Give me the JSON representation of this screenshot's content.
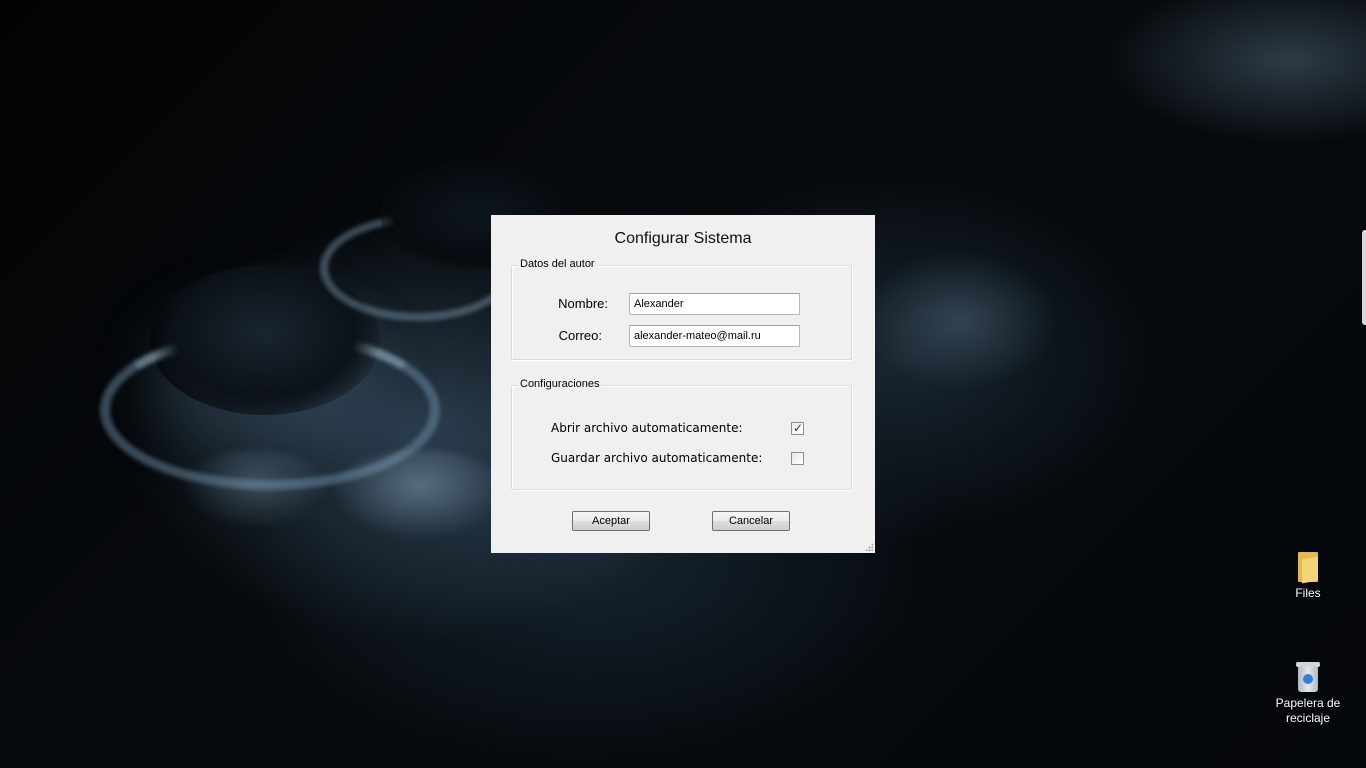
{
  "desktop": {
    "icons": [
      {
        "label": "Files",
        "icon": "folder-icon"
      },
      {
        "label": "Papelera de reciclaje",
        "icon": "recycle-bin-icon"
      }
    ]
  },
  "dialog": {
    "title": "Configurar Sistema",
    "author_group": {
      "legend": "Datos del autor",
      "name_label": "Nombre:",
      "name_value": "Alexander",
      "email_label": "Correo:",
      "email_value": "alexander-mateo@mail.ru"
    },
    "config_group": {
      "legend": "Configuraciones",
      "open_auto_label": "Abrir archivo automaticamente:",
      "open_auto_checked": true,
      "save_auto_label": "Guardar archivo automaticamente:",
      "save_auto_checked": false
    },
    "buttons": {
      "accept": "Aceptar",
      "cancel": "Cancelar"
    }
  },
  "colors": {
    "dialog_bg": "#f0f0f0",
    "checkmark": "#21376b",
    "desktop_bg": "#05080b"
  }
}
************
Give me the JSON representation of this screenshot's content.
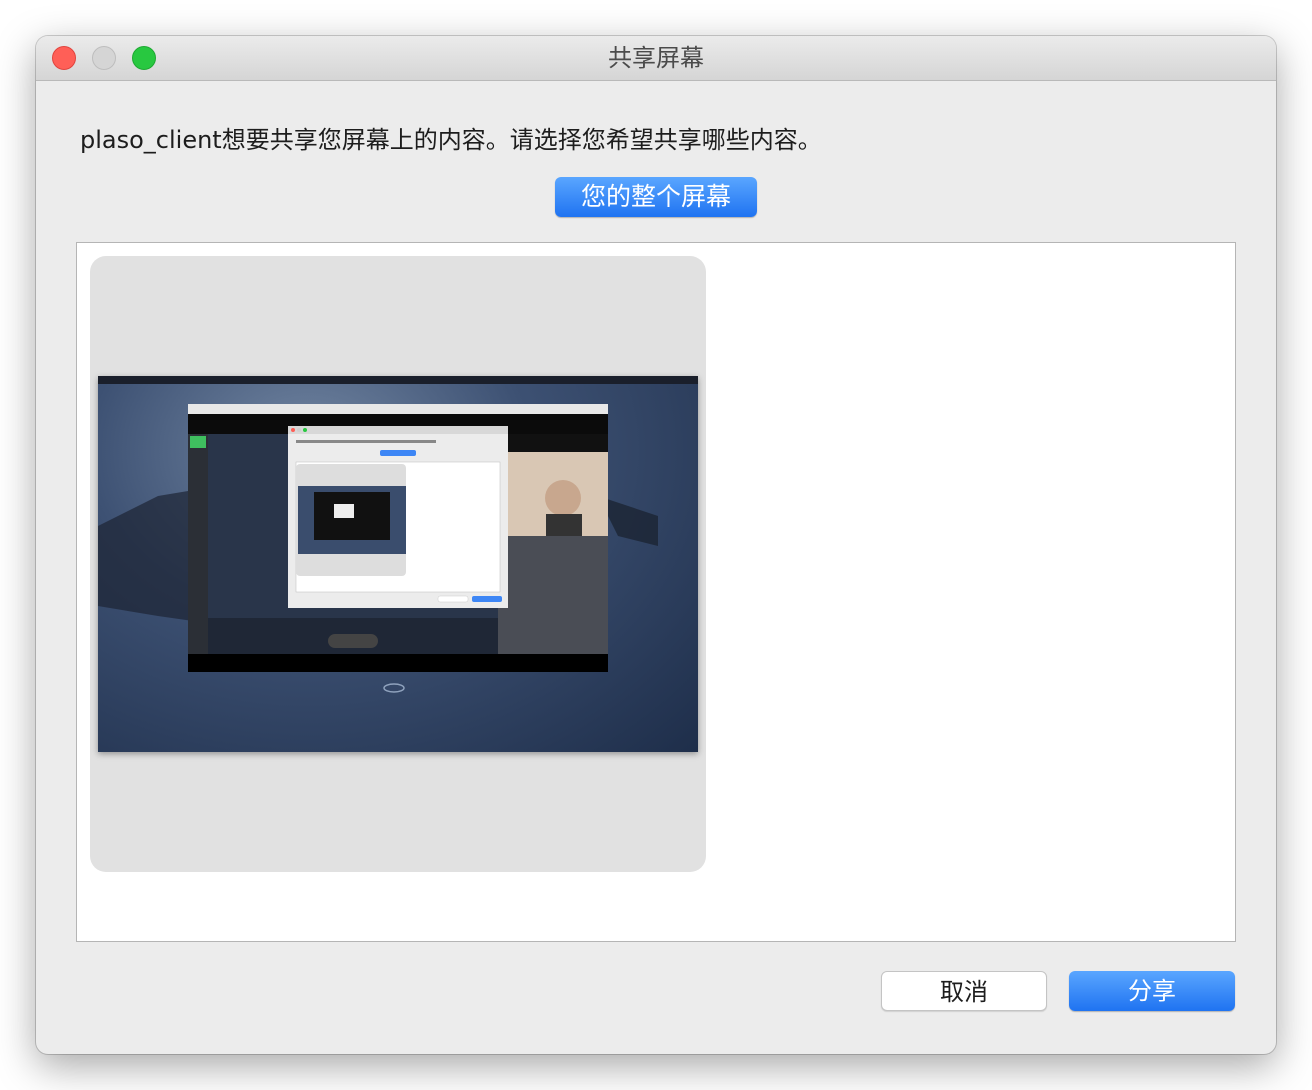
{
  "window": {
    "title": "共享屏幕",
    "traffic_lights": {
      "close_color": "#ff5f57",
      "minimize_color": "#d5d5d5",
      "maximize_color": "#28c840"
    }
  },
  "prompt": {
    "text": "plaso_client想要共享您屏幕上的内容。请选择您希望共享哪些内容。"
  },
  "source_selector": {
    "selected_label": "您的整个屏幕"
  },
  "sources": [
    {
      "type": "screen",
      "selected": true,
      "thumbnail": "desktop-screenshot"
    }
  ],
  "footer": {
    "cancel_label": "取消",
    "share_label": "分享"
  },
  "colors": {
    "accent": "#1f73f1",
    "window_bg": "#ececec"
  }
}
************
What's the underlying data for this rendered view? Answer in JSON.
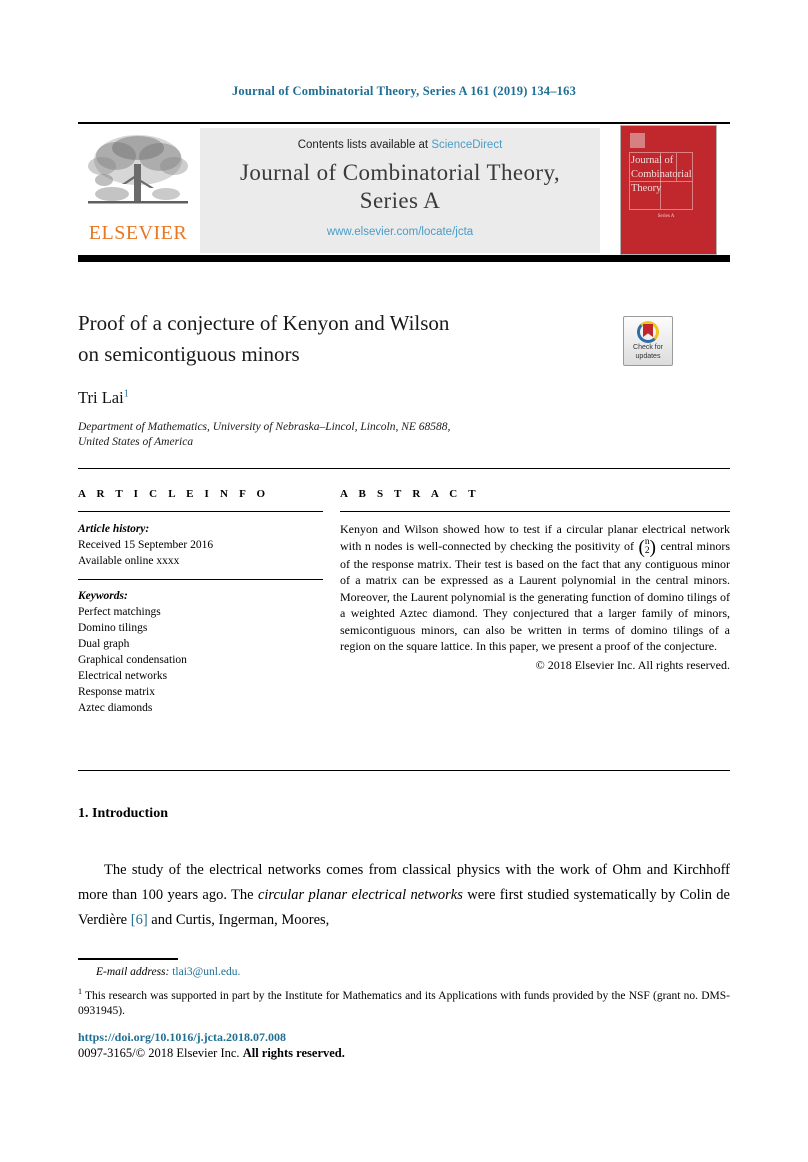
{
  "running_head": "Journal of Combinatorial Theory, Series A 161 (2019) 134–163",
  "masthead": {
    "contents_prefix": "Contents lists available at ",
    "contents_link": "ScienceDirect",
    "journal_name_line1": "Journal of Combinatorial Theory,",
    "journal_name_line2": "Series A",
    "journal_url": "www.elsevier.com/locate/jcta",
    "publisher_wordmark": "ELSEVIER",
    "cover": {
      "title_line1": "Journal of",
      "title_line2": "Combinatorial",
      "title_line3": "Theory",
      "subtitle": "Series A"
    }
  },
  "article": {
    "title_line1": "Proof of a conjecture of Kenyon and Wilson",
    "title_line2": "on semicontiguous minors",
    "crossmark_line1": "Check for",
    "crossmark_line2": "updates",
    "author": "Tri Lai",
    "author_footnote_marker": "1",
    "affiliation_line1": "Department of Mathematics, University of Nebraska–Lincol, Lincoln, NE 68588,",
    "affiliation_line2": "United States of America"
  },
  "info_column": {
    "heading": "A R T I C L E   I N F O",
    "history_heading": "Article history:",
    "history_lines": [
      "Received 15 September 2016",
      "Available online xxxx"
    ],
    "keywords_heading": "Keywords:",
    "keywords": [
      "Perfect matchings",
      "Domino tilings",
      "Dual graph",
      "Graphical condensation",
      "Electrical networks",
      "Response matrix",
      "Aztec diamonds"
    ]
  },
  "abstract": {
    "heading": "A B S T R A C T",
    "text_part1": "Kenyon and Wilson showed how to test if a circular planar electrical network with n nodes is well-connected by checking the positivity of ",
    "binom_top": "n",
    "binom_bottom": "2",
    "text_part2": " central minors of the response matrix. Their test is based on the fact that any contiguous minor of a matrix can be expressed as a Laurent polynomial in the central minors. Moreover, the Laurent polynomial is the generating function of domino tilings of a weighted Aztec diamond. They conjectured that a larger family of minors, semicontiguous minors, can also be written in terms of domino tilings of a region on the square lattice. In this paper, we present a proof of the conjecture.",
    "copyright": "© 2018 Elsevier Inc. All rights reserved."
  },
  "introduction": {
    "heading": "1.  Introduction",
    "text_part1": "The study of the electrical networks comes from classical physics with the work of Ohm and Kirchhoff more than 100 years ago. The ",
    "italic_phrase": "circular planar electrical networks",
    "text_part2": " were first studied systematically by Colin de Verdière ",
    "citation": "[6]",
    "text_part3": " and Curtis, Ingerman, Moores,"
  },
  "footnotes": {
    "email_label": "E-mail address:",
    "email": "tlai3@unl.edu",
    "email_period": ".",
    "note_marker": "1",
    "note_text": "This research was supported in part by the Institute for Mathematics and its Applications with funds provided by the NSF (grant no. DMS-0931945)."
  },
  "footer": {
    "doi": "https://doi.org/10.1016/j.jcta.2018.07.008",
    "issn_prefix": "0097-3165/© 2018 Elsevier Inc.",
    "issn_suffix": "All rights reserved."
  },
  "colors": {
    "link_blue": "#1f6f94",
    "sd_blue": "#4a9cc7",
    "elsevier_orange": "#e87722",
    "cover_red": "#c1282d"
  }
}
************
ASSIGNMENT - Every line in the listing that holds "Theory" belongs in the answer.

ANSWER AREA -
  "running_head": "Journal of Combinatorial Theory, Series A 161 (2019) 134–163",
    "journal_name_line1": "Journal of Combinatorial Theory,",
      "title_line3": "Theory",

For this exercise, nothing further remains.